▶ **Exercise details**:
Among the records below, find each line that includes the string "wrappers" and copy it.

▶ **Items from an interface collection**:
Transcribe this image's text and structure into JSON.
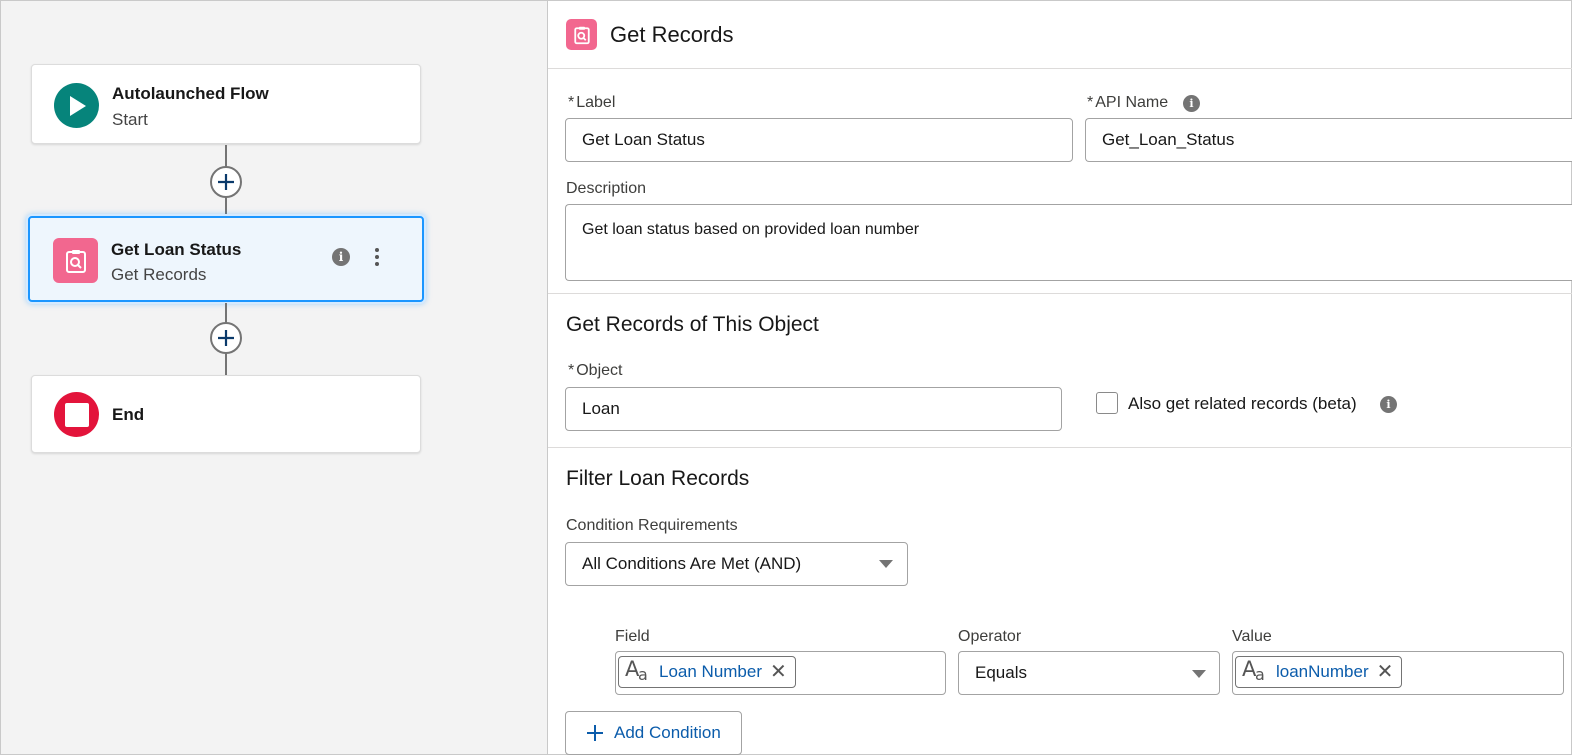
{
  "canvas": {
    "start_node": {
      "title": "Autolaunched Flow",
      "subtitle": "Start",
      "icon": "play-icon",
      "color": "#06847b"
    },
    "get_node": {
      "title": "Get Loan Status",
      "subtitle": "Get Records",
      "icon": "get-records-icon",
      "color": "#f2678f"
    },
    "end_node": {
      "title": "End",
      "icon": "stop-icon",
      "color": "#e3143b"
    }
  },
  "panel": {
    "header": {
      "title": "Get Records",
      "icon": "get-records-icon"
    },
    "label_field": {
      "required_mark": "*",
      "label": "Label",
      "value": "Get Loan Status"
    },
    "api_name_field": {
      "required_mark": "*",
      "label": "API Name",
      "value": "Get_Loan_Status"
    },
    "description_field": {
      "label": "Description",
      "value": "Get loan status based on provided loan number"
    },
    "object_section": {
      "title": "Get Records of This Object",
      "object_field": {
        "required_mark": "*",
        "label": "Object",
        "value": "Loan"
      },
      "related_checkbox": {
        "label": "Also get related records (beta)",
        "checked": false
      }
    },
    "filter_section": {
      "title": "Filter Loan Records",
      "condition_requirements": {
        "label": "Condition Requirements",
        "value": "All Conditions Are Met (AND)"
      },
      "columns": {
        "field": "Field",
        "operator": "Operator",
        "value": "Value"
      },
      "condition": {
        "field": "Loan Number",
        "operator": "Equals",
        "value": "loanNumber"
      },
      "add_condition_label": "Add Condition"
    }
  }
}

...

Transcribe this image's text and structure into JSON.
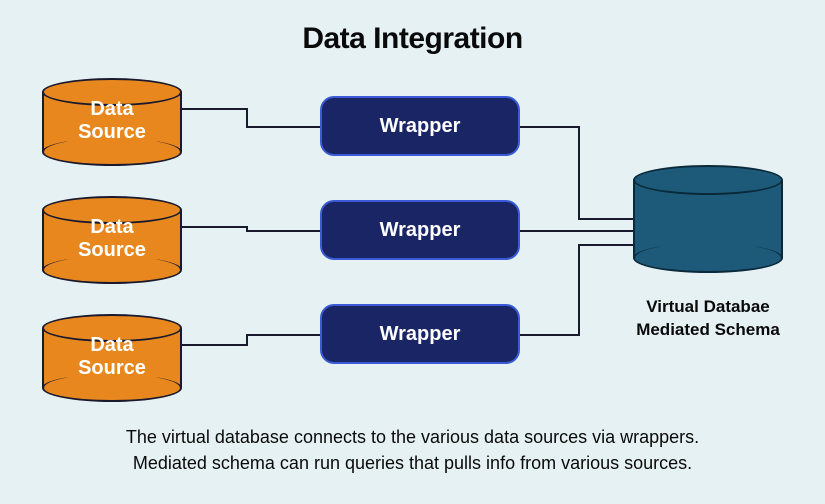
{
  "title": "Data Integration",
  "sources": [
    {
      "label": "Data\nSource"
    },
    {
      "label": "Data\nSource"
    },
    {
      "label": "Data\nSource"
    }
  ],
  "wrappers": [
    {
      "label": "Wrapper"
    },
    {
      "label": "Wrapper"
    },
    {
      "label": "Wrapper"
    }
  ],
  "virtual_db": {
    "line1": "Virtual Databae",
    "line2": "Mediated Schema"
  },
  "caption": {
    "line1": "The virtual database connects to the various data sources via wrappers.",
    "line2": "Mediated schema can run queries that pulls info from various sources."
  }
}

▶ **Exercise answer**:
  "wrappers": [
    "line1": "The virtual database connects to the various data sources via wrappers.",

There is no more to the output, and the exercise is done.